In contrast with the risks from the macroeconomic environment, the recovery of profitability and continued favourable developments of other key indicators of the operations and resilience of credit institutions, coupled with a decrease in the share of non-performing loans, have reduced short-term risks in the financial sector. In addition, in view of the EU Council’s Decision on the adoption by Croatia of the euro on 1 January 2023, adopted yesterday, the structural vulnerabilities of the financial and non-financial sectors resulting from currency and currency-induced credit risk have been reduced. The continuation of the euro introduction process may be expected to bring about additional favourable effects that will mitigate the financing cost growth, although these effects have already been partly included in the existing financing conditions for the domestic non-financial sector.

There was no need for the adjustment of CNB’s macroprudential policy measures in the second quarter of 2022. Specifically, due to rising cyclical vulnerabilities, the countercyclical buffer rate was increased at the beginning of the year, so that the currently announced level of 0.5% is assessed as appropriate. The CNB continues to monitor trends in cyclical risks in order to be able to further adjust its macroprudential instruments if necessary.

The CNB Council adopted the Decision on amendments to the Decision on reserve requirements and the CNB Governor adopted the Decision on amendments to the Decision on the minimum required amount of foreign currency claims, Decision on reporting on money market and the Decision on reporting on the market in foreign means of payment. 

These decisions were adopted within the preparations for the introduction of the euro on 1 January 2023. The Decision on amendments to the Decision on reserve requirements prescribes the lowering of the reserve requirement calculation rate from 9% to 5% as of 10 August 2022 and its lowering from 5% to 1% as of 14 December 2022 as well as switching to 100% reserve requirement maintenance on accounts in the CLVSP for the kuna component of reserve requirements, i.e., for the foreign exchange component on accounts in TARGET. The total decrease in reserve requirements will amount to HRK 34.2bn.
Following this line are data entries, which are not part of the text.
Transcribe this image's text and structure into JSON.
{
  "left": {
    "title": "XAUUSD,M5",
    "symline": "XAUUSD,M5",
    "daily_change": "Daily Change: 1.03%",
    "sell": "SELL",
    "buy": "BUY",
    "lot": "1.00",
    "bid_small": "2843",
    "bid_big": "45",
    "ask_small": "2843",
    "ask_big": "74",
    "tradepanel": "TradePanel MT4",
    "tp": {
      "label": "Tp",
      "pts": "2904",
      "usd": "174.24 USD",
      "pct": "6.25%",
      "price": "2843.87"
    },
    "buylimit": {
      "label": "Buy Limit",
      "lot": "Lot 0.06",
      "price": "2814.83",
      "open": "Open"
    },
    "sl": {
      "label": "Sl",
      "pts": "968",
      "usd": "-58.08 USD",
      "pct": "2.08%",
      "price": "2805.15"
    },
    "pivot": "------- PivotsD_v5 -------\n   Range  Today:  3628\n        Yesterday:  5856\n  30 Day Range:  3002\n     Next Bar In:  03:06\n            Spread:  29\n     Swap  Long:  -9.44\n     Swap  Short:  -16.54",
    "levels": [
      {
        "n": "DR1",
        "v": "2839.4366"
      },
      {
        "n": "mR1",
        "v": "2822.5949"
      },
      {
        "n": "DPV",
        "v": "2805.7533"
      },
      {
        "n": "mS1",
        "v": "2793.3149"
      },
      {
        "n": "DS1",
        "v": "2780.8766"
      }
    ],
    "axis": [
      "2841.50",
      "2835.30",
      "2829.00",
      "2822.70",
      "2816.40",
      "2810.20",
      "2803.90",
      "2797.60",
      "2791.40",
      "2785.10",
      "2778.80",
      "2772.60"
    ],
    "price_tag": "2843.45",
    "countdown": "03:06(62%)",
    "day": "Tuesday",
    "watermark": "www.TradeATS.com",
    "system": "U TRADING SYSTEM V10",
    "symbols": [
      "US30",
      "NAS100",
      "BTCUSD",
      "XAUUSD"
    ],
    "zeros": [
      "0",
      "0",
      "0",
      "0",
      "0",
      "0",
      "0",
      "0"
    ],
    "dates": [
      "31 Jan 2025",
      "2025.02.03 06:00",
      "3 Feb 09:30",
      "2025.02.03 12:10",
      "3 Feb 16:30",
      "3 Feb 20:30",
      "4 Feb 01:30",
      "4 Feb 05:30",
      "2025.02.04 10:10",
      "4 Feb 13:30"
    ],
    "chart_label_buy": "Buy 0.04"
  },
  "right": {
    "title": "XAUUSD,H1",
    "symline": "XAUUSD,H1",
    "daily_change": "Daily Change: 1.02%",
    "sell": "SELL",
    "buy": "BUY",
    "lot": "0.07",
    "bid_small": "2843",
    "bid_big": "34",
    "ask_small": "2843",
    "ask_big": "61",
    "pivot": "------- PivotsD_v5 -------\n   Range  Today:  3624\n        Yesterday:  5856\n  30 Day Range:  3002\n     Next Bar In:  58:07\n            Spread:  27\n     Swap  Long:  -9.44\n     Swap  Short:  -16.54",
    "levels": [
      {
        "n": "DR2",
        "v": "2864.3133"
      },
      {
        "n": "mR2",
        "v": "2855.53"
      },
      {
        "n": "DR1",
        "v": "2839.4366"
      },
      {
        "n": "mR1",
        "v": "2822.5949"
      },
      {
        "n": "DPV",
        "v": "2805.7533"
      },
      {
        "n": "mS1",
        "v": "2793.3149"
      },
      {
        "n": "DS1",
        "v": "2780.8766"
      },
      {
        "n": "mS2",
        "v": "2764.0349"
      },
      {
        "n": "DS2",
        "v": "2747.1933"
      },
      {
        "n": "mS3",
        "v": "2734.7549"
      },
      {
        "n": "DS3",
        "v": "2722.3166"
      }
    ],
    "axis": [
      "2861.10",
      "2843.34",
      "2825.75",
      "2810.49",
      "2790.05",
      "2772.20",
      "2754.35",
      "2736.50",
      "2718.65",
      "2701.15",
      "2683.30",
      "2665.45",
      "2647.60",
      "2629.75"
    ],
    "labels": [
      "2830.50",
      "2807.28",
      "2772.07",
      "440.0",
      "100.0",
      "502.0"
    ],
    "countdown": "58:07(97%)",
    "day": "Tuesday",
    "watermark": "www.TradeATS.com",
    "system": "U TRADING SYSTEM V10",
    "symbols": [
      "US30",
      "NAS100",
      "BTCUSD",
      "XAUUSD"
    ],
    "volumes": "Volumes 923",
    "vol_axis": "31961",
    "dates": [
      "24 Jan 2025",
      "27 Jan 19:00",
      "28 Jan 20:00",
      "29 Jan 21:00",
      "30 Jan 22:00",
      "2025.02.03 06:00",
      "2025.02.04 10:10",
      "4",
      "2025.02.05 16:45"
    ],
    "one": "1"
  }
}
The Decision on amendments to the Decision on the minimum required amount of foreign currency claims introduces a gradual revocation of the maintenance of foreign currency liabilities by foreign currency claims in two phases: as of August 2022 the minimum maintenance percentage is reduced from 17% to 8.5% and as of December 2022 the obligation is revoked. The revocation of this decision will enable banks to freely use a part of foreign assets in the amount  of approximately EUR 5bn.

The new Decision on reporting on money market and Decision on reporting on the market in foreign means of payment, which come into force on the euro introduction day, have been amended in accordance with the new circumstances. 

The CNB Council extended its approval to the Supervisory Board of OTP banka d.d. to appoint  Nikola Mikša as Member of the Management Board of the bank. The approval was also given to the Supervisory Board of KentBank d.d. for appointing Nikolina Cvitanović as Member of the Management Board of the bank and to the Supervisory Board of Privredna banka Zagreb d.d. for appointing Hrvoje Dajak as Member of the Management Board of the same bank.

The Council also approved the Croatian Mint report for 2021 and adopted the Decision on the main features and releasing into circulation of the 25 kuna commemorative circulation coin Pelješki most, 2022.